SUPPLIED DATA |
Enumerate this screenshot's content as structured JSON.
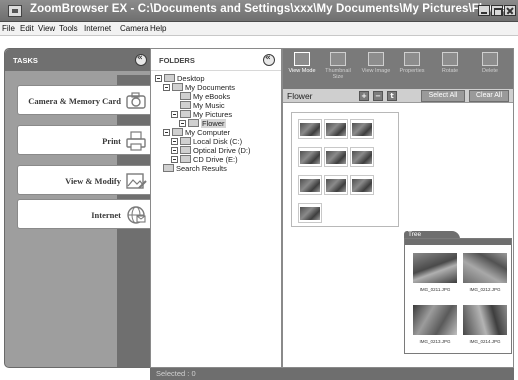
{
  "window": {
    "title": "ZoomBrowser EX  -  C:\\Documents and Settings\\xxx\\My Documents\\My Pictures\\Flower"
  },
  "menu": [
    "File",
    "Edit",
    "View",
    "Tools",
    "Internet",
    "Camera",
    "Help"
  ],
  "tasks": {
    "header": "TASKS",
    "items": [
      {
        "label": "Camera & Memory Card",
        "icon": "camera-icon"
      },
      {
        "label": "Print",
        "icon": "printer-icon"
      },
      {
        "label": "View & Modify",
        "icon": "view-modify-icon"
      },
      {
        "label": "Internet",
        "icon": "globe-icon"
      }
    ]
  },
  "folders": {
    "header": "FOLDERS",
    "tree": [
      {
        "label": "Desktop"
      },
      {
        "label": "My Documents"
      },
      {
        "label": "My eBooks"
      },
      {
        "label": "My Music"
      },
      {
        "label": "My Pictures"
      },
      {
        "label": "Flower",
        "selected": true
      },
      {
        "label": "My Computer"
      },
      {
        "label": "Local Disk (C:)"
      },
      {
        "label": "Optical Drive (D:)"
      },
      {
        "label": "CD Drive (E:)"
      },
      {
        "label": "Search Results"
      }
    ]
  },
  "browser": {
    "toolbar": [
      {
        "label": "View Mode",
        "icon": "view-mode-icon",
        "active": true
      },
      {
        "label": "Thumbnail Size",
        "icon": "thumbnail-size-icon"
      },
      {
        "label": "View Image",
        "icon": "view-image-icon"
      },
      {
        "label": "Properties",
        "icon": "properties-icon"
      },
      {
        "label": "Rotate",
        "icon": "rotate-icon"
      },
      {
        "label": "Delete",
        "icon": "delete-icon"
      }
    ],
    "location": "Flower",
    "select_all": "Select All",
    "clear_all": "Clear All"
  },
  "tree_window": {
    "title": "Tree",
    "thumbs": [
      {
        "caption": "IMG_0211.JPG"
      },
      {
        "caption": "IMG_0212.JPG"
      },
      {
        "caption": "IMG_0213.JPG"
      },
      {
        "caption": "IMG_0214.JPG"
      }
    ]
  },
  "status": {
    "text": "Selected : 0"
  }
}
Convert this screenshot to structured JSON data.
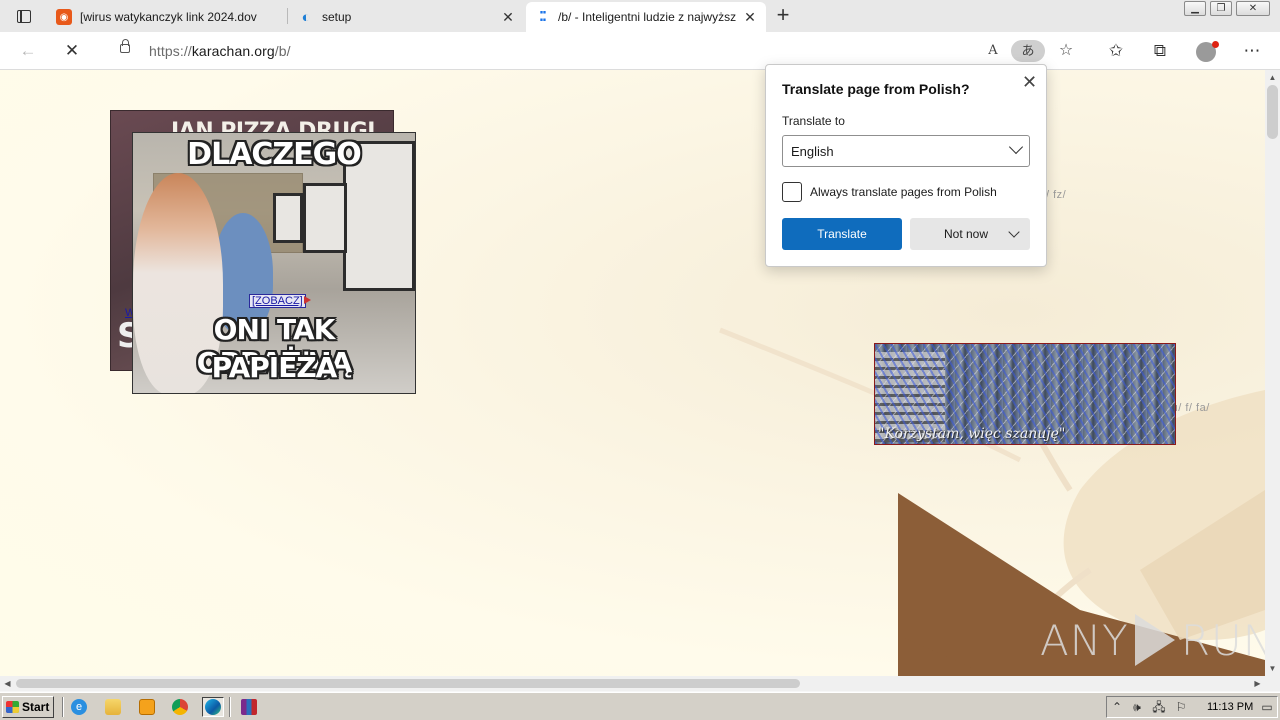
{
  "browser": {
    "tabs": [
      {
        "title": "[wirus watykanczyk link 2024.dov",
        "favicon": "waterfox-orange",
        "active": false
      },
      {
        "title": "setup",
        "favicon": "edge-swirl",
        "active": false
      },
      {
        "title": "/b/ - Inteligentni ludzie z najwyższ",
        "favicon": "karachan-dots",
        "active": true
      }
    ],
    "newtab_label": "+",
    "address": {
      "url_prefix": "https://",
      "url_host": "karachan.org",
      "url_path": "/b/"
    },
    "read_aloud_label": "A",
    "translate_icon_label": "あ"
  },
  "page": {
    "meme_back": {
      "top_text": "JAN PIZZA DRUGI",
      "side_text": "S",
      "link_fragment": "W"
    },
    "meme_front": {
      "top_text": "DLACZEGO",
      "bottom_line1": "ONI TAK OBRAŻAJĄ",
      "bottom_line2": "PAPIEŻA"
    },
    "zobacz_link": "[ZOBACZ]",
    "board_links_top": "/ fz/",
    "board_links_mid": "/ c  a/  edu/  f/  fa/",
    "banner_slogan": "\"Korzystam, więc szanuję\"",
    "watermark_left": "ANY",
    "watermark_right": "RUN"
  },
  "translate_popup": {
    "heading": "Translate page from Polish?",
    "translate_to_label": "Translate to",
    "language_value": "English",
    "checkbox_label": "Always translate pages from Polish",
    "checkbox_checked": false,
    "primary_button": "Translate",
    "secondary_button": "Not now",
    "accent_color": "#0f6cbd"
  },
  "taskbar": {
    "start_label": "Start",
    "clock": "11:13 PM",
    "apps": [
      "internet-explorer-icon",
      "folder-icon",
      "media-player-icon",
      "chrome-icon",
      "edge-icon",
      "winrar-icon"
    ]
  }
}
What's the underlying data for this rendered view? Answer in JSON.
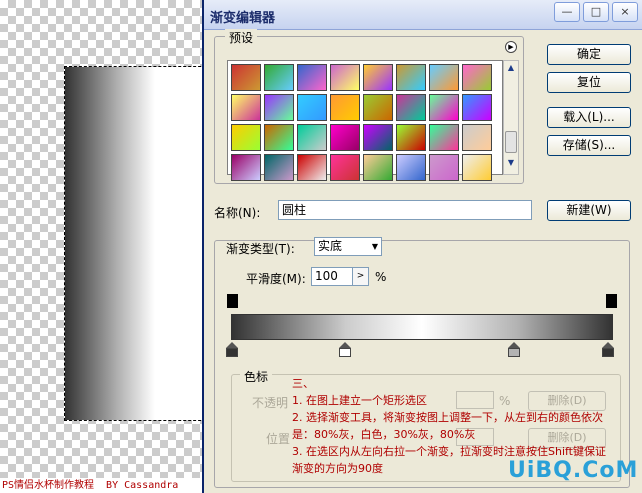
{
  "dialog": {
    "title": "渐变编辑器",
    "window_buttons": [
      "—",
      "□",
      "×"
    ],
    "presets_label": "预设",
    "buttons": {
      "ok": "确定",
      "reset": "复位",
      "load": "载入(L)...",
      "save": "存储(S)...",
      "new": "新建(W)"
    },
    "name_label": "名称(N):",
    "name_value": "圆柱",
    "gradient_type_label": "渐变类型(T):",
    "gradient_type_value": "实底",
    "smoothness_label": "平滑度(M):",
    "smoothness_value": "100",
    "smoothness_unit": "%",
    "color_stops_label": "色标",
    "dim_labels": {
      "opacity": "不透明",
      "location": "位置",
      "delete": "删除(D)"
    },
    "dim_percent": "%"
  },
  "swatches": [
    "#c33",
    "#3a3",
    "#36c",
    "#c6c",
    "#fc3",
    "#c93",
    "#6cf",
    "#f6c",
    "#ff6",
    "#93f",
    "#3cf",
    "#f93",
    "#9c3",
    "#c39",
    "#6f9",
    "#39f",
    "#fc0",
    "#c60",
    "#0c9",
    "#f0c",
    "#c0f",
    "#9f3",
    "#3f9",
    "#ccc",
    "#906",
    "#066",
    "#c00",
    "#f39",
    "#fc9",
    "#ccf",
    "#c9c",
    "#eee"
  ],
  "note": {
    "heading": "三、",
    "lines": [
      "1. 在图上建立一个矩形选区",
      "2. 选择渐变工具，将渐变按图上调整一下，从左到右的颜色依次",
      "是：80%灰，白色，30%灰，80%灰",
      "3. 在选区内从左向右拉一个渐变，拉渐变时注意按住Shift键保证",
      "渐变的方向为90度"
    ]
  },
  "footer": {
    "left": "PS情侣水杯制作教程",
    "right": "BY Cassandra"
  },
  "watermark": "UiBQ.CoM",
  "gradient_stops": [
    0.8,
    0.0,
    0.3,
    0.8
  ]
}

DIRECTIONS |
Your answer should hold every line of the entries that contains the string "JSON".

ANSWER SPACE |
Enumerate this screenshot's content as structured JSON.
Convert this screenshot to structured JSON data.
What's the underlying data for this rendered view? Answer in JSON.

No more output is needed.